Sunday, November 19th, 2017

Sparks forward Nneka Ogwumike named 2016 WNBA MVP

Published on September 27, 2016

By

nneka ogwumike 2016mvp

Los Angeles Sparks forward and three-time Stanford All-American Nneka Ogwumike was named the 2016 WNBA Most Valuable Player the league announced Tuesday. The fifth-year pro from Cypress, Texas earned 31 of 39 first-place votes from a national panel of sportswriters and broadcasters.

The award is the first for Ogwumike and the first for a Stanford women’s basketball alumna. She is just the second Cardinal to win a league most valuable player award, joining San Francisco 49ers quarterback John Brodie, who was selected NFL MVP in 1970.

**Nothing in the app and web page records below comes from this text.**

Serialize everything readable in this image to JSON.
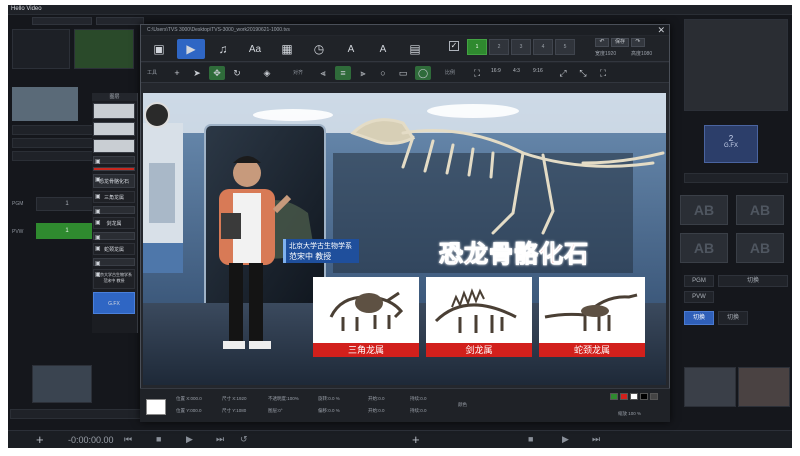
{
  "app": {
    "logo": "Hello Video",
    "bottom": {
      "timecode": "-0:00:00.00",
      "controls": [
        "⏮",
        "■",
        "▶",
        "⏭",
        "↺"
      ]
    }
  },
  "background": {
    "gfx_label": "2",
    "gfx_sub": "G.FX",
    "ab_label": "AB",
    "left_buttons": [
      {
        "label": "1"
      },
      {
        "label": "1"
      }
    ],
    "left_labels": [
      "PGM",
      "PVW"
    ],
    "right_buttons": [
      "PGM",
      "PVW",
      "切换"
    ],
    "right_labels": [
      "切换",
      "切换"
    ]
  },
  "dialog": {
    "path": "C:\\Users\\TVS 3000\\Desktop\\TVS-3000_work20190621-1000.tvs",
    "close": "✕",
    "toolbar": [
      {
        "name": "image-tool",
        "icon": "image-icon",
        "glyph": "▣"
      },
      {
        "name": "video-tool",
        "icon": "video-icon",
        "glyph": "▶"
      },
      {
        "name": "audio-tool",
        "icon": "music-icon",
        "glyph": "♫"
      },
      {
        "name": "text-tool",
        "icon": "text-icon",
        "glyph": "Aa"
      },
      {
        "name": "calendar-tool",
        "icon": "calendar-icon",
        "glyph": "▦"
      },
      {
        "name": "clock-tool",
        "icon": "clock-icon",
        "glyph": "◷"
      },
      {
        "name": "caption-tool",
        "icon": "caption-icon",
        "glyph": "A"
      },
      {
        "name": "shape-tool",
        "icon": "shape-icon",
        "glyph": "A"
      },
      {
        "name": "media-tool",
        "icon": "media-icon",
        "glyph": "▤"
      }
    ],
    "pages": [
      "1",
      "2",
      "3",
      "4",
      "5",
      "6"
    ],
    "top_right": {
      "undo": "↶",
      "redo": "↷",
      "save": "保存",
      "label1": "宽度1920",
      "label2": "高度1080"
    },
    "row2": {
      "label_tools": "工具",
      "label_align": "对齐",
      "label_ratio": "比例",
      "ratios": [
        "16:9",
        "4:3",
        "9:16"
      ]
    }
  },
  "layers": {
    "title": "图层",
    "items": [
      {
        "kind": "thumb",
        "label": ""
      },
      {
        "kind": "thumb",
        "label": ""
      },
      {
        "kind": "thumb",
        "label": ""
      },
      {
        "kind": "img",
        "label": ""
      },
      {
        "kind": "red",
        "label": ""
      },
      {
        "kind": "img",
        "label": "恐龙骨骼化石"
      },
      {
        "kind": "text",
        "label": "三角龙属"
      },
      {
        "kind": "img",
        "label": ""
      },
      {
        "kind": "text",
        "label": "剑龙属"
      },
      {
        "kind": "img",
        "label": ""
      },
      {
        "kind": "text",
        "label": "蛇颈龙属"
      },
      {
        "kind": "img",
        "label": ""
      },
      {
        "kind": "text",
        "label": "北京大学古生物学系 范宋中 教授"
      },
      {
        "kind": "sel",
        "label": "G.FX"
      }
    ]
  },
  "canvas": {
    "headline": "恐龙骨骼化石",
    "caption_line1": "北京大学古生物学系",
    "caption_line2": "范宋中 教授",
    "cards": [
      {
        "label": "三角龙属",
        "icon": "triceratops-skeleton-icon"
      },
      {
        "label": "剑龙属",
        "icon": "stegosaurus-skeleton-icon"
      },
      {
        "label": "蛇颈龙属",
        "icon": "plesiosaur-skeleton-icon"
      }
    ],
    "colors": {
      "accent_red": "#d2201c",
      "caption_blue": "#1f4f9c",
      "wall_blue": "#3f6390"
    }
  },
  "props": {
    "fields": [
      "位置 X:000.0",
      "尺寸 X:1920",
      "不透明度:100%",
      "旋转:0.0 %",
      "开始:0.0",
      "持续:0.0",
      "位置 Y:000.0",
      "尺寸 Y:1080",
      "图层:0°",
      "偏移:0.0 %",
      "开始:0.0",
      "持续:0.0"
    ],
    "misc_label": "颜色",
    "zoom": "缩放 100 %"
  }
}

“No one could be happier for her than me,” Stanford coach Tara VanDerveer said upon hearing the news. “I’m so proud of her. For me the MVP isn’t just for her play, but for the person she is. She is a great teammate, is resilient, encouraging and positive. It could not happen to someone more deserving.”

Ogwumike, a six-time Western Conference Player of the Week, concluded her regular season third in the league in scoring (19.7 ppg) and rebounding (9.1 rpg) in leading the Sparks to a 26-8 overall record, a double-bye and the No. 2 seed in the WNBA Playoffs.

More impressively, Ogwumike finished 2016 as the most efficient shooter in the history of professional basketball. Her 66.5 field goal percentage is second all-time in WNBA single-season history to Tamika Raymond’s 66.8 percent clip in 2003, but the 6-foot-2 forward also shot 16-of-26 from 3-point range (.615) and 146-of-168 from the line (.869).

Combined together, Ogwumike ended the year with a true shooting percentage of 73.7 percent, well clear of Candice Dupree’s previous WNBA record of 69.97 percent in 2010. Tyson Chandler in 2011-12 (.7081) and Artis Gilmore in 1981-82 (.7024) are the only NBA players to finish a season with a true shooting percentage of more than 70 percent.

“We could see something like this coming,” VanDerveer added of a player that went to four NCAA Final Fours while at Stanford. “I loved coaching Nneka. She’s a worker, she listens and she’s coachable, but most of all she’s extremely talented. To win this award, a first for our program, is just spectacular.”

In 33 games, Ogwumike also added an average of 3.1 assists, 1.3 steals and 1.2 blocks to her line. As far as advanced metrics go, Ogwumike’s player efficiency rating of 31.44 is ninth in WNBA history and her 9.47 win shares are fourth in the league record books and the highest since Lauren Jackson’s 9.48 in 2007. Per Basketball Reference, Ogwumike led the WNBA in offensive rating (135.0) and was third in defensive rating (95.9), the only player in the top five in both categories. Her offensive rating is second in WNBA history, trailing only Jackson’s 135.30 in 2006.

Ogwumike became Stanford’s third three-time All-American when she was named to the WBCA Coaches’ All-America Team in 2012. Her selection capped a career which included four NCAA Final Four appearances, an undefeated record at Maples Pavilion and numerous Cardinal records. She is one of just six members of the 2,000-point, 1,000-rebound club at Stanford along with sister Chiney, Jayne Appel, Candice Wiggins, Nicole Powell and Val Whiting.

In her senior campaign, Ogwumike set what were then Stanford single-season benchmarks for points scored (809) and scoring average (22.5). She was named Pac-12 Player of the Year for the second time and earned her second straight Pac-12 Tournament MVP as well as a third NCAA Regional MVP in a row.

In 2009-10, Ogwumike became the first sophomore since Candice Wiggins to be named Pac-10 Player of the Year, leading the conference with 18.5 points per game and a 59.8 shooting percentage to go along with 9.9 rebounds per game.

Ogwumike is the third player from the Pac-12 to win WNBA MVP honors and first since Lisa Leslie took home her third award in 2006. Los Angeles’ semifinal series against the Chicago Sky begins on Sept. 28 at Staples Center on ESPN2.

This post is part of the thread: 2016 WNBA Season – an ongoing story on this site. View the thread timeline for more context on this post.


 

Readers Comments (0)

Comments are closed.

Connect


 

Sign up for Hoopfeed's Weekly Newsletter

* = required field

 

News

 

Search

%d bloggers like this: